In several states, the deaths occurred before the availability of COVID-19 diagnostic tests and thus weren't counted as coronavirus deaths. The estimated number of excess deaths varied significantly among states.
For example, in New York City, all-cause deaths were seven times higher than baseline at the pandemic peak, with 25,100 excess deaths, of which 26% were not attributed to COVID-19. In other parts of New York, excess deaths were only twice as high as baseline, with 12,300 excess deaths.
Other states with high numbers of excess deaths were New Jersey, Massachusetts, Louisiana, Illinois, and Michigan, while there were few or no excess deaths reported in some smaller central states and northern New England.
The gap between deaths attributed to COVID-19 and the estimated number of all-cause excess deaths also varied among states, with California reporting 4,046 coronavirus deaths and 6,800 excess deaths, leaving 41% of excess deaths not attributed to COVID-19.
The gaps were even wider in Texas, with 55% of excess deaths not classified as due to the coronavirus, and in Arizona, where 53% of excess deaths were attributed to causes other than COVID-19. Minnesota showed the best agreement, with only 12% of excess deaths unattributed to COVID-19.
The authors noted that the discrepancies could be partly due to the intensity and timing of increased testing. For example, in states like Texas and California, excess all-cause death rates occurred several weeks before diagnostic COVID-19 testing was widely available. In contrast, states such as Massachusetts and Minnesota, where the gaps were smaller, were able to increase testing before or at the same time as the rise in excess deaths.
The differences could also be the result of guidelines on the recording of deaths that are suspected but not confirmed to be due to COVID-19 and the location of death. For example, nursing home deaths may be more likely to be correctly attributed to the coronavirus because they have a higher chance of being recognized as part of the epidemic.

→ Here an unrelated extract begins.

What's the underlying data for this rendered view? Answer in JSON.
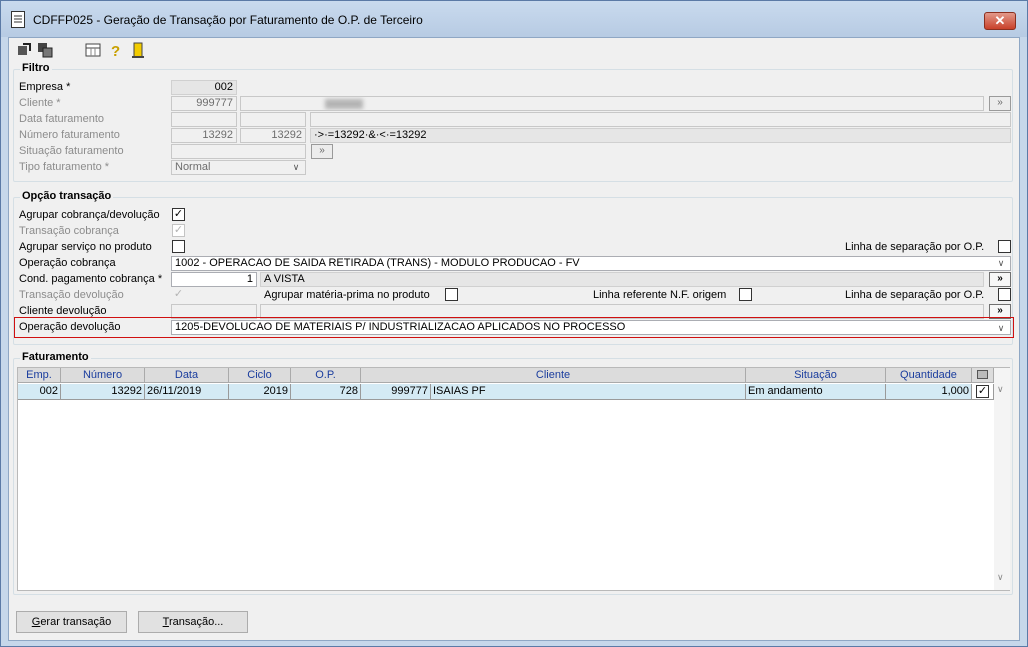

The reported increase in excess deaths could also reflect increased numbers of deaths directly caused by the virus, avoidance of visiting the healthcare setting, and declines in deaths due to automobile crashes or air pollution.
According to the researchers, official death counts became better matched with excess death estimates as the pandemic progressed, perhaps because of increased testing and recognition of the clinical signs and symptoms of COVID-19. For example, New York City added another 5,048 COVID-19 deaths after carefully reviewing death certificates, generating a number that more closely aligns with the researchers' estimates.
The authors noted that, in the early part of the pandemic, when diagnostic tests were in especially short supply, only about 10% to 15% of all coronavirus infections were diagnosed. "These findings demonstrate that estimates of the death toll of COVID-19 based on excess all-cause mortality may be more reliable than those relying only on reported deaths, particularly in places that lack widespread testing," they wrote.